- [What this task involves] A complete copy of the entries, exactly as written, is the expected result.

(Excerpts from an interface dataset)
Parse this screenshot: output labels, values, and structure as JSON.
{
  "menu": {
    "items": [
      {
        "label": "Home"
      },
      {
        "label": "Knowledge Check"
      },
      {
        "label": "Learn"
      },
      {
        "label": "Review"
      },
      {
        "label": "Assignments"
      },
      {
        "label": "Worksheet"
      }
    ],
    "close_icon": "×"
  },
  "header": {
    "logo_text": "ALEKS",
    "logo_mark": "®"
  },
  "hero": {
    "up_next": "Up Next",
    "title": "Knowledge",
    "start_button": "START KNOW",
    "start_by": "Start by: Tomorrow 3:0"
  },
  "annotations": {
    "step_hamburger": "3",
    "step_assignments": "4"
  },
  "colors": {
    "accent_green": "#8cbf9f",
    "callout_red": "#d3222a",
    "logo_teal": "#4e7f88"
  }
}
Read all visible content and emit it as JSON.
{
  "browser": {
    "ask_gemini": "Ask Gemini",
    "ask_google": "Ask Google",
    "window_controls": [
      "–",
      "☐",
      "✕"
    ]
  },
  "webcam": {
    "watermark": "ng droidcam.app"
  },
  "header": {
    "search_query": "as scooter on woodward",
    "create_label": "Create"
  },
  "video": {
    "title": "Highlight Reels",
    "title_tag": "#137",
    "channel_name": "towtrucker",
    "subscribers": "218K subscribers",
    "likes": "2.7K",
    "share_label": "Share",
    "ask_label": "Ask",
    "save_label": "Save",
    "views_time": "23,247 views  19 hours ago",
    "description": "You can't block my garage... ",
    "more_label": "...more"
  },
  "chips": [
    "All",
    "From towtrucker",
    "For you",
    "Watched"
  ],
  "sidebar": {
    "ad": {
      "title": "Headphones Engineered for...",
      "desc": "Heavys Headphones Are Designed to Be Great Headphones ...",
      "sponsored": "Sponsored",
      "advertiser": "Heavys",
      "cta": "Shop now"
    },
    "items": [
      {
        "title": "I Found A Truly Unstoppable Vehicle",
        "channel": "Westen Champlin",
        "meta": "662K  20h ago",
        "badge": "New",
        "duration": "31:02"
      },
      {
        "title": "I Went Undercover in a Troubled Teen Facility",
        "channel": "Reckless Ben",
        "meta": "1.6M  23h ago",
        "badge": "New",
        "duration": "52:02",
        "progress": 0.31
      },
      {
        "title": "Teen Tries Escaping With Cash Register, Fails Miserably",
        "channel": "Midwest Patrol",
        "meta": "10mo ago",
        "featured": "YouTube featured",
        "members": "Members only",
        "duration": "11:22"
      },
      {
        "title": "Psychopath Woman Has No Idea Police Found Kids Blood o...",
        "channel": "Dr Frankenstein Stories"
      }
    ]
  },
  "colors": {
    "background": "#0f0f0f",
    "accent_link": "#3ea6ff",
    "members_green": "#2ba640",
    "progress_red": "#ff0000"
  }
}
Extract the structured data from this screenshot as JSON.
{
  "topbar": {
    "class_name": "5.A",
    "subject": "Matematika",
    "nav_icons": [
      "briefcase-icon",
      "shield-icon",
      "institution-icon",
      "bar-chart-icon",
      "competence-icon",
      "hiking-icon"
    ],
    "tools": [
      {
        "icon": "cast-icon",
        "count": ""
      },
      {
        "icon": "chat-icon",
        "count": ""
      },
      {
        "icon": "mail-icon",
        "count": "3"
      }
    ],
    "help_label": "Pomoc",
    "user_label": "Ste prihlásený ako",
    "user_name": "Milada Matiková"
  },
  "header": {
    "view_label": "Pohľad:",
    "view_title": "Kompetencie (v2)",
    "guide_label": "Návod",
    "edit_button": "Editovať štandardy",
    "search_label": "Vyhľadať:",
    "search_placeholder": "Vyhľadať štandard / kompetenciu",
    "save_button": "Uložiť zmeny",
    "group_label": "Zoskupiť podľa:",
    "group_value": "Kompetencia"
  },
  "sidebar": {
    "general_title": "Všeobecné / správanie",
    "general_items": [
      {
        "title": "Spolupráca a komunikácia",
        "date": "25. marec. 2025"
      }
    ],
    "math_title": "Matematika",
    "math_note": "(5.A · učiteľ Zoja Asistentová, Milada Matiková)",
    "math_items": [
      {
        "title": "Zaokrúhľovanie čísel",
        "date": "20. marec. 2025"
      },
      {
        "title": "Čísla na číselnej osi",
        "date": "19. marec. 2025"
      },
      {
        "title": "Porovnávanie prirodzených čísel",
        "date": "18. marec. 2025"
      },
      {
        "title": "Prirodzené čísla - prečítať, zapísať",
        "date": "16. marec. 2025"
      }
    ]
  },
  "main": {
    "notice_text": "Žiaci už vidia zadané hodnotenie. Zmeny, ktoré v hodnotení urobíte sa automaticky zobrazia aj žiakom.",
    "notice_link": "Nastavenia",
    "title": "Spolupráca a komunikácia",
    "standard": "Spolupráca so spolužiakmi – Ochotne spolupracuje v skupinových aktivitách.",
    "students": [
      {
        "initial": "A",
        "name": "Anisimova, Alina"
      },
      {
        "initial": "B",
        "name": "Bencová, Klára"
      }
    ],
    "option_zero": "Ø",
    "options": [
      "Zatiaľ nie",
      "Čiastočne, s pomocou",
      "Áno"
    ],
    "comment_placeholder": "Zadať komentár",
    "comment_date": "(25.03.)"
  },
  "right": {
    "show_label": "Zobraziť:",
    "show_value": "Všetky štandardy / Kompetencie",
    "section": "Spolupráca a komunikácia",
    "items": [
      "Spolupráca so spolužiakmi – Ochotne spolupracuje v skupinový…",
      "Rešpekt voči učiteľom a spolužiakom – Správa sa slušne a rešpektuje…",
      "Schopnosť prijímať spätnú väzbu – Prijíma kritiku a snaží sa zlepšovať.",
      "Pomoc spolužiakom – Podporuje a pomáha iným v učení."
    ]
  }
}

- [Finished task]
Parse this screenshot: output labels, values, and structure as JSON.
{
  "menu": {
    "items": [
      {
        "label": "Home"
      },
      {
        "label": "Knowledge Check"
      },
      {
        "label": "Learn"
      },
      {
        "label": "Review"
      },
      {
        "label": "Assignments"
      },
      {
        "label": "Worksheet"
      }
    ],
    "close_icon": "×"
  },
  "header": {
    "logo_text": "ALEKS",
    "logo_mark": "®"
  },
  "hero": {
    "up_next": "Up Next",
    "title": "Knowledge",
    "start_button": "START KNOW",
    "start_by": "Start by: Tomorrow 3:0"
  },
  "annotations": {
    "step_hamburger": "3",
    "step_assignments": "4"
  },
  "colors": {
    "accent_green": "#8cbf9f",
    "callout_red": "#d3222a",
    "logo_teal": "#4e7f88"
  }
}
Read all visible content and emit it as JSON.
{
  "browser": {
    "ask_gemini": "Ask Gemini",
    "ask_google": "Ask Google",
    "window_controls": [
      "–",
      "☐",
      "✕"
    ]
  },
  "webcam": {
    "watermark": "ng droidcam.app"
  },
  "header": {
    "search_query": "as scooter on woodward",
    "create_label": "Create"
  },
  "video": {
    "title": "Highlight Reels",
    "title_tag": "#137",
    "channel_name": "towtrucker",
    "subscribers": "218K subscribers",
    "likes": "2.7K",
    "share_label": "Share",
    "ask_label": "Ask",
    "save_label": "Save",
    "views_time": "23,247 views  19 hours ago",
    "description": "You can't block my garage... ",
    "more_label": "...more"
  },
  "chips": [
    "All",
    "From towtrucker",
    "For you",
    "Watched"
  ],
  "sidebar": {
    "ad": {
      "title": "Headphones Engineered for...",
      "desc": "Heavys Headphones Are Designed to Be Great Headphones ...",
      "sponsored": "Sponsored",
      "advertiser": "Heavys",
      "cta": "Shop now"
    },
    "items": [
      {
        "title": "I Found A Truly Unstoppable Vehicle",
        "channel": "Westen Champlin",
        "meta": "662K  20h ago",
        "badge": "New",
        "duration": "31:02"
      },
      {
        "title": "I Went Undercover in a Troubled Teen Facility",
        "channel": "Reckless Ben",
        "meta": "1.6M  23h ago",
        "badge": "New",
        "duration": "52:02",
        "progress": 0.31
      },
      {
        "title": "Teen Tries Escaping With Cash Register, Fails Miserably",
        "channel": "Midwest Patrol",
        "meta": "10mo ago",
        "featured": "YouTube featured",
        "members": "Members only",
        "duration": "11:22"
      },
      {
        "title": "Psychopath Woman Has No Idea Police Found Kids Blood o...",
        "channel": "Dr Frankenstein Stories"
      }
    ]
  },
  "colors": {
    "background": "#0f0f0f",
    "accent_link": "#3ea6ff",
    "members_green": "#2ba640",
    "progress_red": "#ff0000"
  }
}
Extract the structured data from this screenshot as JSON.
{
  "topbar": {
    "class_name": "5.A",
    "subject": "Matematika",
    "nav_icons": [
      "briefcase-icon",
      "shield-icon",
      "institution-icon",
      "bar-chart-icon",
      "competence-icon",
      "hiking-icon"
    ],
    "tools": [
      {
        "icon": "cast-icon",
        "count": ""
      },
      {
        "icon": "chat-icon",
        "count": ""
      },
      {
        "icon": "mail-icon",
        "count": "3"
      }
    ],
    "help_label": "Pomoc",
    "user_label": "Ste prihlásený ako",
    "user_name": "Milada Matiková"
  },
  "header": {
    "view_label": "Pohľad:",
    "view_title": "Kompetencie (v2)",
    "guide_label": "Návod",
    "edit_button": "Editovať štandardy",
    "search_label": "Vyhľadať:",
    "search_placeholder": "Vyhľadať štandard / kompetenciu",
    "save_button": "Uložiť zmeny",
    "group_label": "Zoskupiť podľa:",
    "group_value": "Kompetencia"
  },
  "sidebar": {
    "general_title": "Všeobecné / správanie",
    "general_items": [
      {
        "title": "Spolupráca a komunikácia",
        "date": "25. marec. 2025"
      }
    ],
    "math_title": "Matematika",
    "math_note": "(5.A · učiteľ Zoja Asistentová, Milada Matiková)",
    "math_items": [
      {
        "title": "Zaokrúhľovanie čísel",
        "date": "20. marec. 2025"
      },
      {
        "title": "Čísla na číselnej osi",
        "date": "19. marec. 2025"
      },
      {
        "title": "Porovnávanie prirodzených čísel",
        "date": "18. marec. 2025"
      },
      {
        "title": "Prirodzené čísla - prečítať, zapísať",
        "date": "16. marec. 2025"
      }
    ]
  },
  "main": {
    "notice_text": "Žiaci už vidia zadané hodnotenie. Zmeny, ktoré v hodnotení urobíte sa automaticky zobrazia aj žiakom.",
    "notice_link": "Nastavenia",
    "title": "Spolupráca a komunikácia",
    "standard": "Spolupráca so spolužiakmi – Ochotne spolupracuje v skupinových aktivitách.",
    "students": [
      {
        "initial": "A",
        "name": "Anisimova, Alina"
      },
      {
        "initial": "B",
        "name": "Bencová, Klára"
      }
    ],
    "option_zero": "Ø",
    "options": [
      "Zatiaľ nie",
      "Čiastočne, s pomocou",
      "Áno"
    ],
    "comment_placeholder": "Zadať komentár",
    "comment_date": "(25.03.)"
  },
  "right": {
    "show_label": "Zobraziť:",
    "show_value": "Všetky štandardy / Kompetencie",
    "section": "Spolupráca a komunikácia",
    "items": [
      "Spolupráca so spolužiakmi – Ochotne spolupracuje v skupinový…",
      "Rešpekt voči učiteľom a spolužiakom – Správa sa slušne a rešpektuje…",
      "Schopnosť prijímať spätnú väzbu – Prijíma kritiku a snaží sa zlepšovať.",
      "Pomoc spolužiakom – Podporuje a pomáha iným v učení."
    ]
  }
}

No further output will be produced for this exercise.